The failure to object in this case cannot be dismissed as a trial tactic, and thus a deliberate by-pass. Aside from the state's bare allegation that such was the case, without the suggestion of the slighted tactical benefit, there is nothing here present upon which to speculate that the defense's failure to object to the introduction of Sykes' statement was a strategic decision. We can find no possible advantage which the defense might have gained, or thought they might gain, from the failure to conform with Florida Criminal Procedure Rule 3.190(i).
The burden is on the state to introduce a proper predicate for the admission of a confession or statement against interest into evidence. The trial judge, before receiving the admissions or confessions of a defendant must hold an evidentiary hearing outside the presence of the jury to determine if it was voluntarily made. Jackson v. Denno, supra. This is a pre-requisite to the introduction of the evidence; and the opportunity to have such a hearing is a pre-requisite to any assertion of waiver because of the defendant's failure to object.
The state's interest then, if not to be reduced to mere form, in having Florida Criminal Procedure Rule 3.190(i) followed, must be co-extensive with the established burden on the state.
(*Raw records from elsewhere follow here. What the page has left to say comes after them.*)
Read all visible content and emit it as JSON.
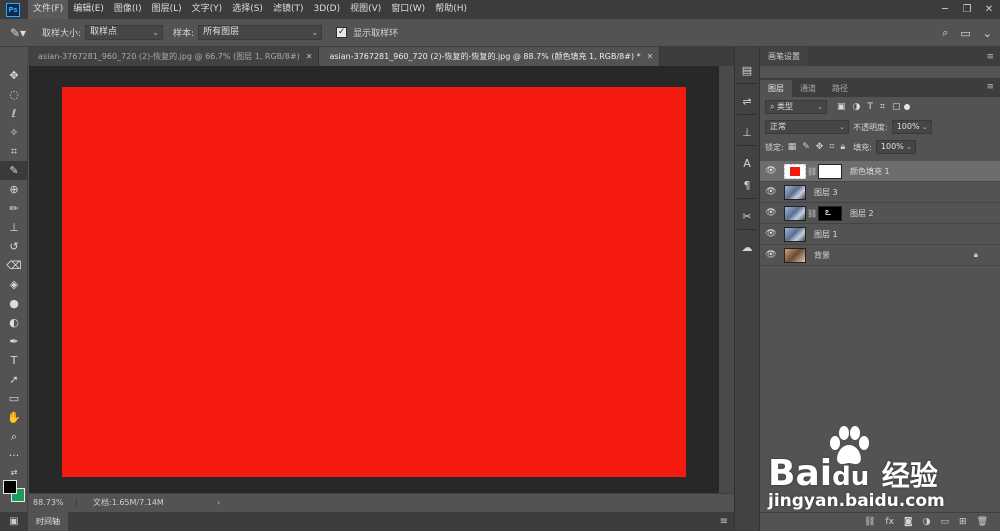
{
  "app": {
    "logo": "Ps"
  },
  "menu": [
    "文件(F)",
    "编辑(E)",
    "图像(I)",
    "图层(L)",
    "文字(Y)",
    "选择(S)",
    "滤镜(T)",
    "3D(D)",
    "视图(V)",
    "窗口(W)",
    "帮助(H)"
  ],
  "options": {
    "sample_size_label": "取样大小:",
    "sample_size_value": "取样点",
    "sample_label": "样本:",
    "sample_value": "所有图层",
    "show_ring_label": "显示取样环"
  },
  "tabs": [
    {
      "label": "asian-3767281_960_720 (2)-恢复的.jpg @ 66.7% (图层 1, RGB/8#)",
      "active": false
    },
    {
      "label": "asian-3767281_960_720 (2)-恢复的-恢复的.jpg @ 88.7% (颜色填充 1, RGB/8#) *",
      "active": true
    }
  ],
  "status": {
    "zoom": "88.73%",
    "doc": "文档:1.65M/7.14M"
  },
  "timeline": {
    "label": "时间轴"
  },
  "brush_panel": {
    "title": "画笔设置"
  },
  "layers_panel": {
    "tabs": [
      "图层",
      "通道",
      "路径"
    ],
    "filter_value": "类型",
    "blend_mode": "正常",
    "opacity_label": "不透明度:",
    "opacity_value": "100%",
    "lock_label": "锁定:",
    "fill_label": "填充:",
    "fill_value": "100%",
    "layers": [
      {
        "name": "颜色填充 1",
        "selected": true
      },
      {
        "name": "图层 3",
        "selected": false
      },
      {
        "name": "图层 2",
        "selected": false
      },
      {
        "name": "图层 1",
        "selected": false
      },
      {
        "name": "背景",
        "selected": false
      }
    ]
  },
  "colors": {
    "document_fill": "#f41b0e",
    "background_swatch": "#1f9a5e",
    "foreground_swatch": "#000000"
  },
  "watermark": {
    "brand": "Bai",
    "brand2": "du",
    "brand3": "经验",
    "url": "jingyan.baidu.com"
  }
}
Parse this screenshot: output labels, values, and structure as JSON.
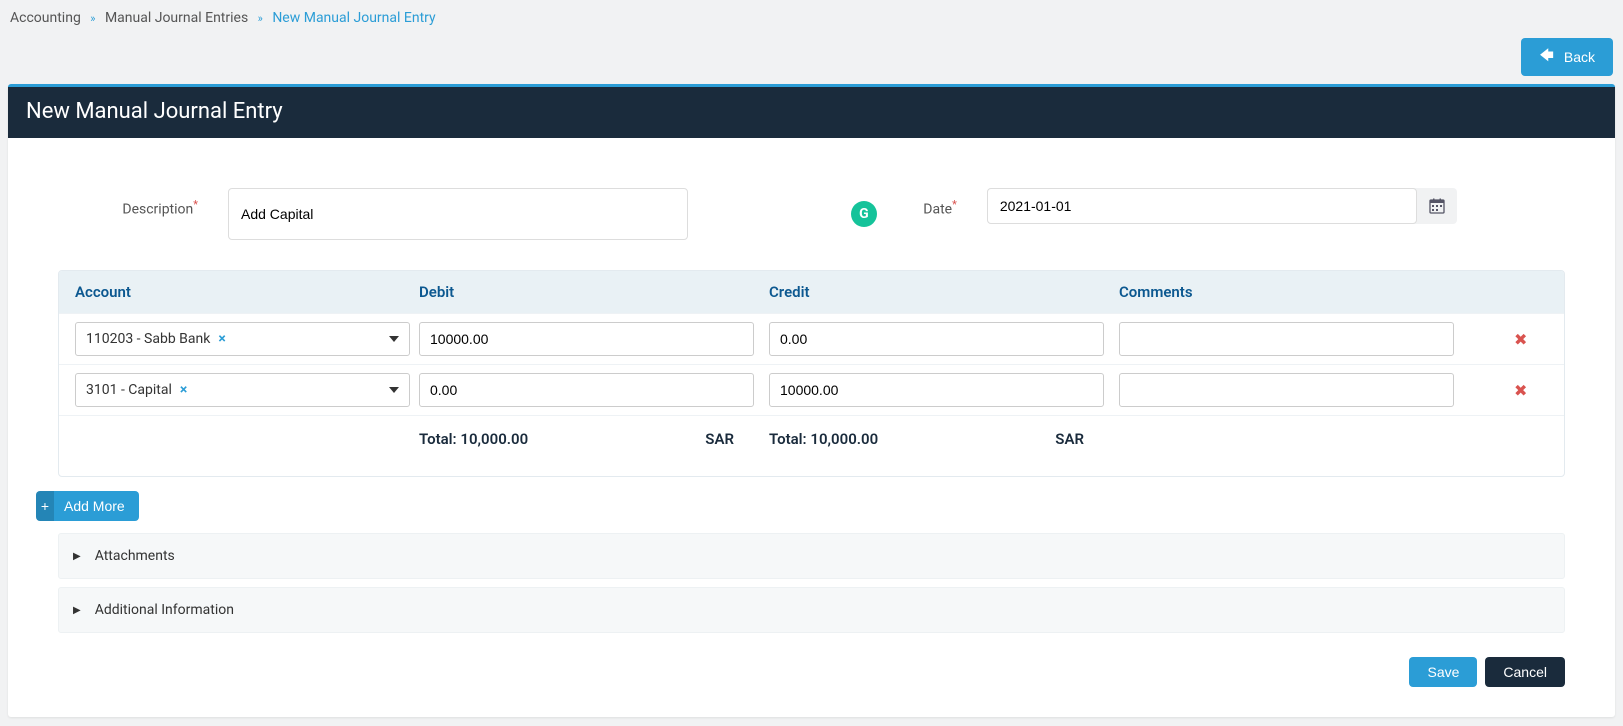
{
  "breadcrumb": {
    "item1": "Accounting",
    "item2": "Manual Journal Entries",
    "item3": "New Manual Journal Entry"
  },
  "buttons": {
    "back": "Back",
    "add_more": "Add More",
    "save": "Save",
    "cancel": "Cancel"
  },
  "header": {
    "title": "New Manual Journal Entry"
  },
  "form": {
    "description_label": "Description",
    "description_value": "Add Capital",
    "date_label": "Date",
    "date_value": "2021-01-01"
  },
  "grid": {
    "headers": {
      "account": "Account",
      "debit": "Debit",
      "credit": "Credit",
      "comments": "Comments"
    },
    "rows": [
      {
        "account": "110203 - Sabb Bank",
        "debit": "10000.00",
        "credit": "0.00",
        "comments": ""
      },
      {
        "account": "3101 - Capital",
        "debit": "0.00",
        "credit": "10000.00",
        "comments": ""
      }
    ],
    "totals": {
      "label": "Total:",
      "debit": "10,000.00",
      "credit": "10,000.00",
      "currency": "SAR"
    }
  },
  "collapses": {
    "attachments": "Attachments",
    "additional": "Additional Information"
  }
}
If the trial judge had questioned the admissibility of the statements, required the prosecution to show they were admissible, appellee would have been on notice as to the waiver of his rights, and Rule 3.190(i) might now foreclose him from bringing additional or subsequent arguments regarding the admissibility of the statement in question. Because the trial afforded appellee in this case did not conform to procedural requirements, long established, that the trial judge must assure himself of the admissibility of the criminal defendant's statements, we refuse to construe Rule 3.190(i) as foreclosing Sykes' opportunity to challenge the voluntariness of the statements admitted, and the concomitant waiver of Miranda rights.
The actual prejudice to appellee stemming from enforcing a waiver of Miranda rights, as well as the total absence of any indication that his failure to object is attributable to trial tactics, persuade us that the district court should be affirmed. Justice requires it.
The state will have ninety days from the time our mandate issues to conduct an evidentiary hearing to determine whether Sykes was properly apprised of his Miranda rights, and understood and knowingly waived those rights at the time he made the incriminating statements used against him. If the state does not initiate a hearing before the expiration of that time, the district court may determine the issues on the record as transmitted.
The order appealed from is in all respects